The crowds arrived earlier than ever for the 13th annual Wellfleet OysterFest. Maybe it was the perfect fall weather, or the terrific arts and crafts booths lining the streets of town. That helped swell the numbers, I think, butT the real draw was the opportunity to eat the best damn oysters on the planet. Yeah, that.
Oysters for breakfast? Yes, please.
Toronto-based shucking judge John Baby and shucking competition coordinator Nancy Civetta before the competition.
The first competitors took the stage about 1 p.m. Twenty-two shuckers competed in 11 heats in front of a crowd estimated to be over 10,000.

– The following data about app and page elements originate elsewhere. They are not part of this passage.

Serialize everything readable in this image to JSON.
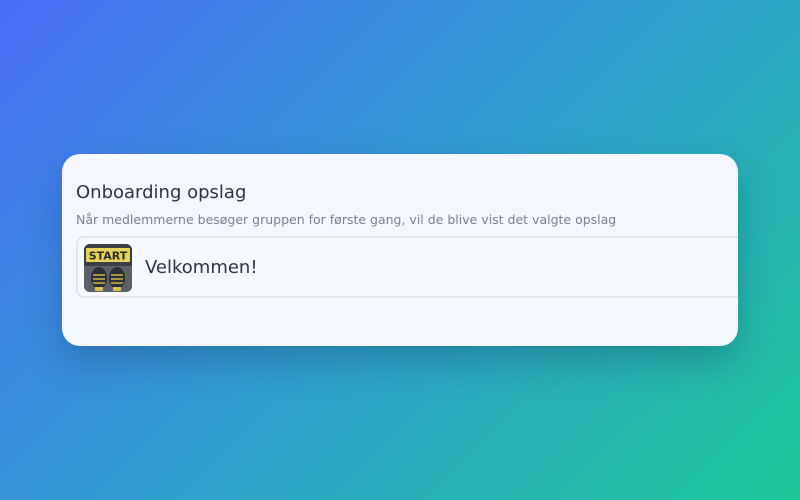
{
  "onboarding": {
    "title": "Onboarding opslag",
    "description": "Når medlemmerne besøger gruppen for første gang, vil de blive vist det valgte opslag",
    "selected_post": {
      "title": "Velkommen!",
      "thumbnail_text": "START",
      "thumbnail_icon": "start-line-shoes-image"
    }
  },
  "colors": {
    "gradient_start": "#4a6cf7",
    "gradient_end": "#1dc99a",
    "card_background": "#f4f7fe",
    "text_primary": "#2c3440",
    "text_secondary": "#7a818c",
    "row_border": "#dfe3ea"
  }
}
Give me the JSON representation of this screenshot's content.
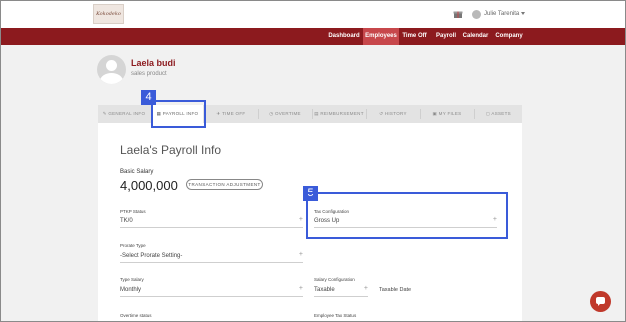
{
  "header": {
    "logo_text": "Kokodeko",
    "user_name": "Julie Tarenita"
  },
  "nav": {
    "items": [
      {
        "label": "Dashboard"
      },
      {
        "label": "Employees"
      },
      {
        "label": "Time Off"
      },
      {
        "label": "Payroll"
      },
      {
        "label": "Calendar"
      },
      {
        "label": "Company"
      }
    ],
    "active": "Employees"
  },
  "profile": {
    "name": "Laela budi",
    "role": "sales product"
  },
  "tabs": [
    {
      "label": "GENERAL INFO"
    },
    {
      "label": "PAYROLL INFO"
    },
    {
      "label": "TIME OFF"
    },
    {
      "label": "OVERTIME"
    },
    {
      "label": "REIMBURSEMENT"
    },
    {
      "label": "HISTORY"
    },
    {
      "label": "MY FILES"
    },
    {
      "label": "ASSETS"
    }
  ],
  "payroll": {
    "title": "Laela's Payroll Info",
    "basic_salary_label": "Basic Salary",
    "basic_salary_value": "4,000,000",
    "transaction_button": "TRANSACTION ADJUSTMENT",
    "ptkp_label": "PTKP Status",
    "ptkp_value": "TK/0",
    "tax_config_label": "Tax Configuration",
    "tax_config_value": "Gross Up",
    "prorate_label": "Prorate Type",
    "prorate_value": "-Select Prorate Setting-",
    "type_salary_label": "Type Salary",
    "type_salary_value": "Monthly",
    "salary_config_label": "Salary Configuration",
    "salary_config_value": "Taxable",
    "taxable_date_label": "Taxable Date",
    "overtime_label": "Overtime status",
    "employee_tax_label": "Employee Tax Status"
  },
  "annotations": {
    "step4": "4",
    "step5": "5"
  },
  "colors": {
    "brand": "#8c1a1e",
    "nav_active": "#c7474b",
    "annotation": "#3a5bd9"
  }
}
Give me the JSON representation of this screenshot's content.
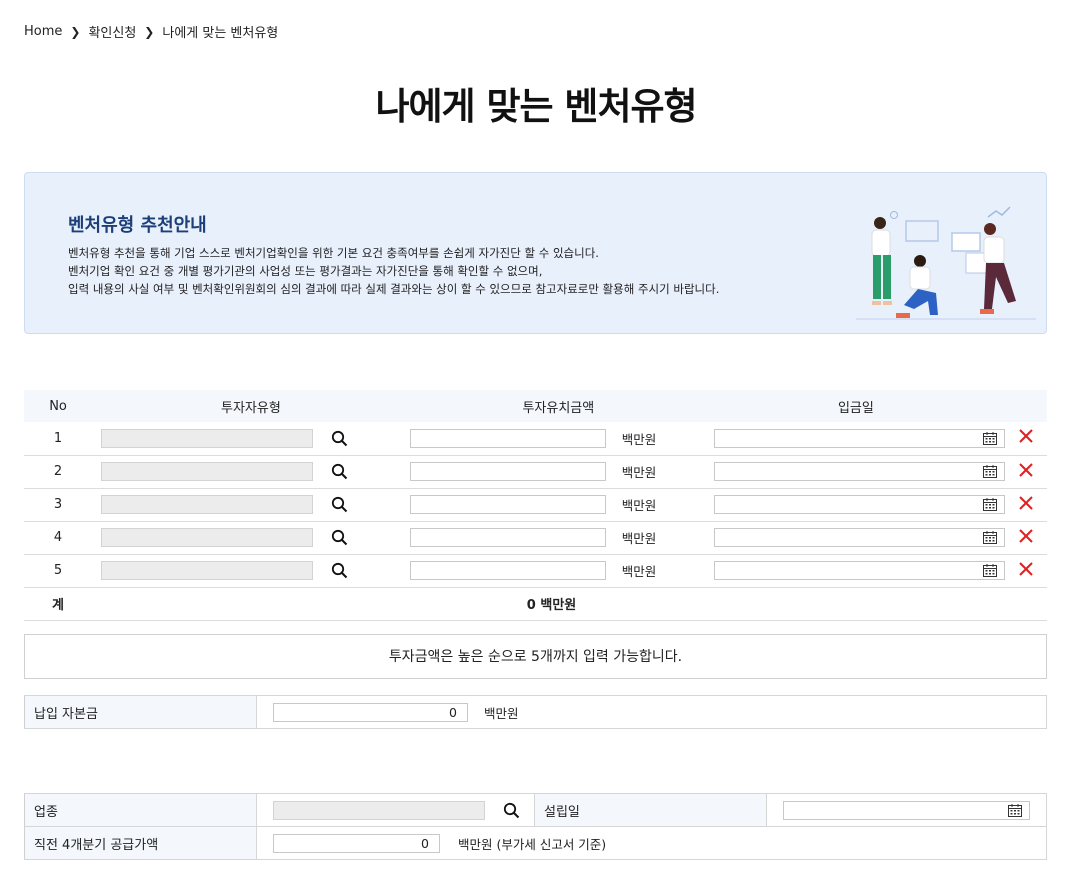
{
  "breadcrumb": {
    "home": "Home",
    "level1": "확인신청",
    "level2": "나에게 맞는 벤처유형"
  },
  "page_title": "나에게 맞는 벤처유형",
  "guide": {
    "title": "벤처유형 추천안내",
    "line1": "벤처유형 추천을 통해 기업 스스로 벤처기업확인을 위한 기본 요건 충족여부를 손쉽게 자가진단 할 수 있습니다.",
    "line2": "벤처기업 확인 요건 중 개별 평가기관의 사업성 또는 평가결과는 자가진단을 통해 확인할 수 없으며,",
    "line3": "입력 내용의 사실 여부 및 벤처확인위원회의 심의 결과에 따라 실제 결과와는 상이 할 수 있으므로 참고자료로만 활용해 주시기 바랍니다."
  },
  "invest_table": {
    "headers": {
      "no": "No",
      "type": "투자자유형",
      "amount": "투자유치금액",
      "date": "입금일"
    },
    "unit": "백만원",
    "rows": [
      {
        "no": "1",
        "type": "",
        "amount": "",
        "date": ""
      },
      {
        "no": "2",
        "type": "",
        "amount": "",
        "date": ""
      },
      {
        "no": "3",
        "type": "",
        "amount": "",
        "date": ""
      },
      {
        "no": "4",
        "type": "",
        "amount": "",
        "date": ""
      },
      {
        "no": "5",
        "type": "",
        "amount": "",
        "date": ""
      }
    ],
    "sum_label": "계",
    "sum_value": "0 백만원"
  },
  "notice": "투자금액은 높은 순으로 5개까지 입력 가능합니다.",
  "capital": {
    "label": "납입 자본금",
    "value": "0",
    "unit": "백만원"
  },
  "company": {
    "industry_label": "업종",
    "industry_value": "",
    "founded_label": "설립일",
    "founded_value": "",
    "supply_label": "직전 4개분기 공급가액",
    "supply_value": "0",
    "supply_unit": "백만원 (부가세 신고서 기준)"
  },
  "colors": {
    "accent_blue": "#1c3f7a",
    "guide_bg": "#e8f0fc",
    "header_bg": "#f4f7fc",
    "delete_red": "#e02020"
  },
  "icons": {
    "search": "search-icon",
    "calendar": "calendar-icon",
    "delete": "close-icon",
    "chevron": "chevron-right-icon"
  }
}
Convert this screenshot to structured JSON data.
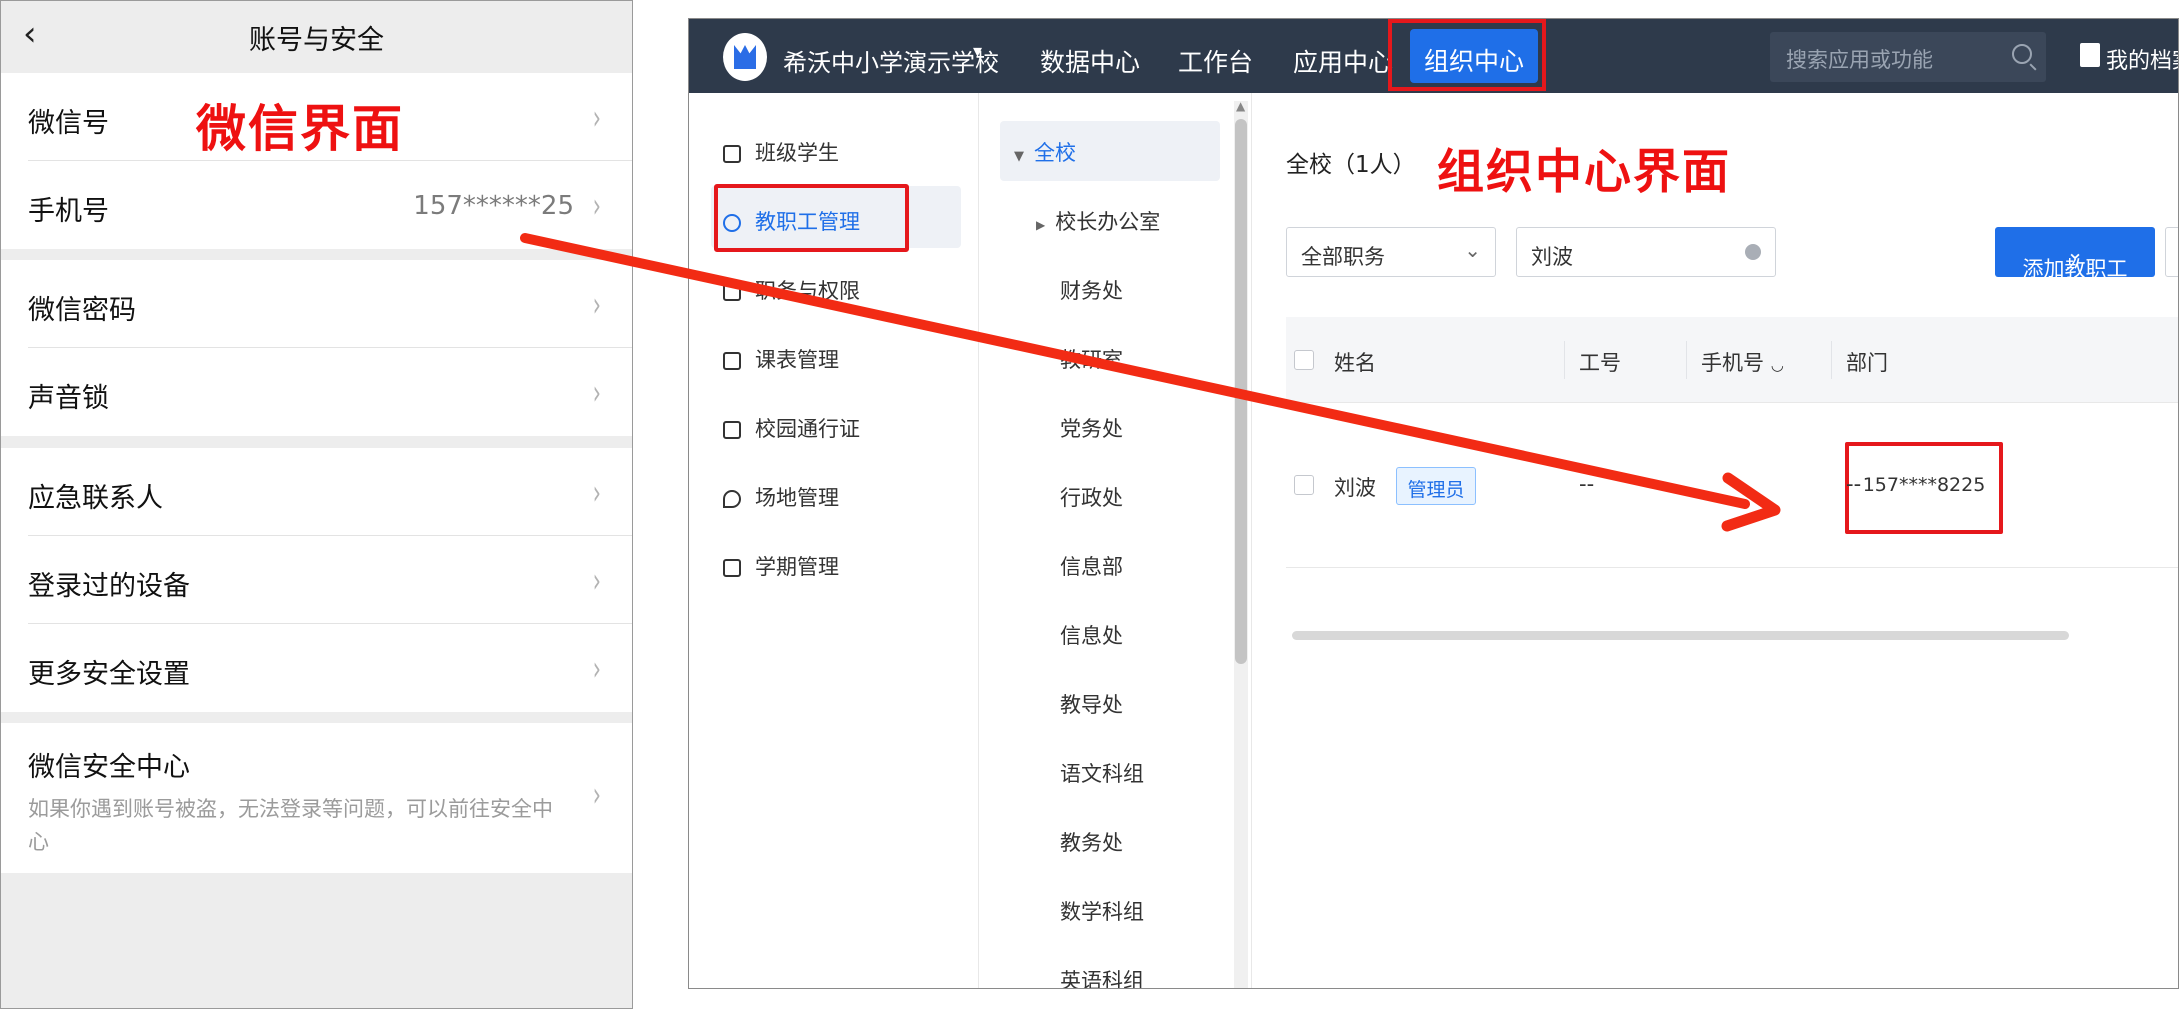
{
  "wechat": {
    "title": "账号与安全",
    "annotation": "微信界面",
    "rows": [
      {
        "label": "微信号",
        "value": ""
      },
      {
        "label": "手机号",
        "value": "157******25"
      },
      {
        "label": "微信密码",
        "value": ""
      },
      {
        "label": "声音锁",
        "value": ""
      },
      {
        "label": "应急联系人",
        "value": ""
      },
      {
        "label": "登录过的设备",
        "value": ""
      },
      {
        "label": "更多安全设置",
        "value": ""
      }
    ],
    "security_center": {
      "label": "微信安全中心",
      "desc": "如果你遇到账号被盗，无法登录等问题，可以前往安全中心"
    }
  },
  "org": {
    "school": "希沃中小学演示学校",
    "nav": [
      "数据中心",
      "工作台",
      "应用中心",
      "组织中心"
    ],
    "search_placeholder": "搜索应用或功能",
    "archive": "我的档案",
    "menu": [
      "班级学生",
      "教职工管理",
      "职务与权限",
      "课表管理",
      "校园通行证",
      "场地管理",
      "学期管理"
    ],
    "tree_root": "全校",
    "tree": [
      "校长办公室",
      "财务处",
      "教研室",
      "党务处",
      "行政处",
      "信息部",
      "信息处",
      "教导处",
      "语文科组",
      "教务处",
      "数学科组",
      "英语科组"
    ],
    "breadcrumb": "全校（1人）",
    "annotation": "组织中心界面",
    "filter_role": "全部职务",
    "filter_name": "刘波",
    "add_button": "添加教职工",
    "columns": [
      "姓名",
      "工号",
      "手机号",
      "部门"
    ],
    "row": {
      "name": "刘波",
      "tag": "管理员",
      "job_no": "--",
      "phone": "157****8225",
      "dept": "--"
    }
  },
  "colors": {
    "accent": "#1f6fe8",
    "annotation": "#e5181c",
    "topbar": "#2e3a4b"
  }
}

Beer sales were brisk!
2012 champion shucker James Gray goes for two-in-a-row win.
Two time shucking champion Barbara Austin had support from the cheering crowd.
Emcees Eric Williams and Mac Hay banter between heats.
Paul Suggs raises arms high after speedily opening 24 oysters. But speed isn’t the only thing that determines who wins; aesthetic presentation counts, too, with penalties added for broken shells, cut oysters, grit, and blood from slashed fingers.
In judging tent, oysters are meticulously and anonymously checked for deviations from perfection.
Tomorrow, 10 shuckers will compete for the $1,000 first prize and bragging rights for a year.
Crowds scarfed down oysters before, during and after the competition.
Sincere apologies for the photo-heavy post. This blogger's typing hand was seriously injured last night...putting out a fire! However, I hear oysters help the healing process.
I grew up spending part of every summer in Wellfleet, Massachusetts, which included eating many oysters. After stumbling into an oyster shucking competition in Miami Beach in 2006, I’ve become a fan of the sport and have written about local, national, and international competitions for the Boston Globe, Los Angeles Times, American Way Magazine, and the Huffington Post. I've also written oyster-centric stories for Rustik and Modern Farmer. I’ve never met an oyster I didn’t want to eat.